The dominoes that began tumbling after the late February announcement that former CU Buffs and Denver Broncos star Alfred Williams would be leaving his longtime broadcasting home, 104.3 The Fan, in favor of KOA, the flagship of iHeartRadio's local division, continue to fall.
The latest game piece down? Broncos Ring of Famer Tom Nalen, who joined The Drive, the Fan's weekday afternoon show, as co-host with Darren "D-Mac" McKee, Williams's previous partner, on April 22. Mere months later, Nalen is on the way out, with a new pair of onetime Broncos, Tyler Polumbus and Nick Ferguson, set to join D-Mac. The fresh lineup is expected to be in place by early October.
Those who tuned into The Drive yesterday might have expected D-Mac and Nalen to discuss these developments at the beginning of their show, as the information had already been shared by two contributors to the Fan: Denver7's Troy Renck, one of the folks who tried out for the Nalen spot (he tweeted the basics) and ex-Denver Post scribe Nicki Jhabvala (she wrote about it at her current main gig, the online subscription service the Athletic). Instead, the pair spent the first hour talking about Broncos-related developments, including the latest injury to brittle tight end Jake Butt, setting the course for the rest of the broadcast.

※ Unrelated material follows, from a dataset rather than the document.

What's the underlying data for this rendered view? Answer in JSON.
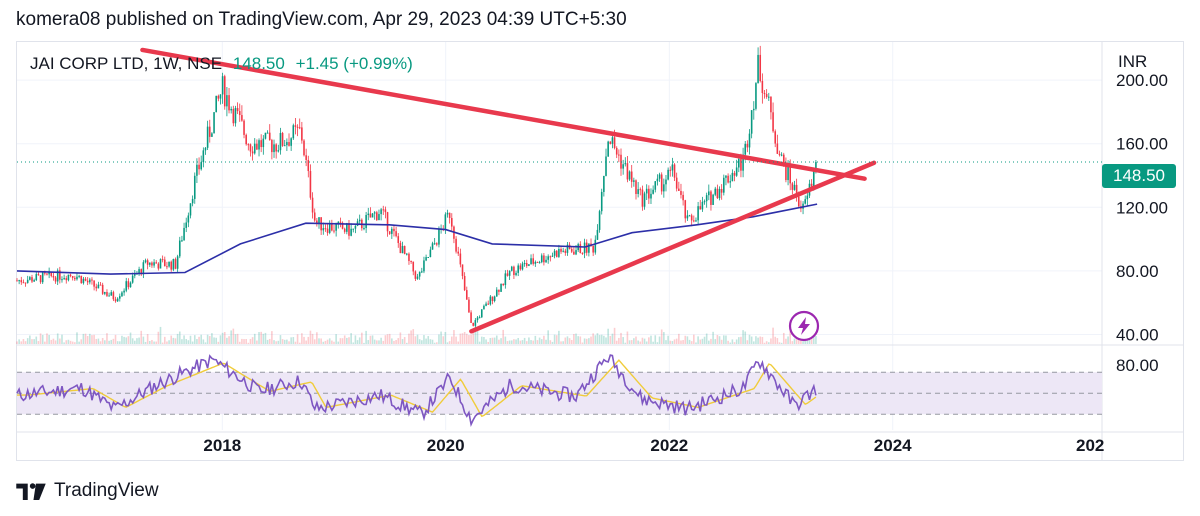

But a knowledgeable source speaking to Westword on the condition of anonymity confirms the makeup of the new team and Nalen's pending exit, and provides behind-the-curtain specifics about how it all happened.
When the news broke, many radio-scene regulars wondered if Nalen had simply gotten tired of the routine and chosen to walk away, as he did in late 2017 from the Altitude Sports Radio program he'd been delivering in tandem with Nate Kreckman. Earlier this year, Nalen stressed that the ASR decision "didn't have anything to do with Nate. I love him. He's fantastic. But even though the three hours on air were great, the other 21 hours were frustrating for me." Nalen said that he feared the powers-that-be at the Fan might be gun-shy about hiring him because of that move, but they still pulled the trigger.
That meant figuring out what to do next — and Polumbus quickly became the top option. A veteran of the Broncos' offensive line, he had been on the squad that delivered Orange and Blue Radio 760 ("All Broncos, All the Time") for iHeart. But when the station was killed in July to make room for Freedom 93.7, an AM/FM tandem focused on conservative talk to which syndicated star Rush Limbaugh was shifted after the Williams acquisition, Polumbus became the odd man out. And while a non-compete clause in his iHeart contract prevented him from immediately jumping to the Fan, the modest amount of time he was required to sit on the sidelines had him available to join up in the fall.
Meanwhile, Ferguson, a safety with the Broncos from 2003 to 2007, had already become a commentator at the Fan, and his name came up as a potential D-Mac partner when Nalen cemented his plans a few weeks ago. At that point, our source reveals, the Fan began conducting test shows with D-Mac in various combinations with possible recruits. A wide assortment of judges — station executives, consultants and listener focus groups — gave their opinions about who had the best chemistry, and the D-Mac/Polumbus/Ferguson triumvirate got the best reviews by far. The result will produce what station operatives believe is a national sports-radio first: the only show in the country built around an offensive and defensive player for the same NFL franchise.
The source insists that the station was happy with how D-Mac and Nalen were working together, and they remained number one in the key male 25-54 demographic in the only complete ratings book issued during their brief run. But now the Fan will have to start all over again, after Williams has already made his KOA debut.
That's how radio rivalries are born.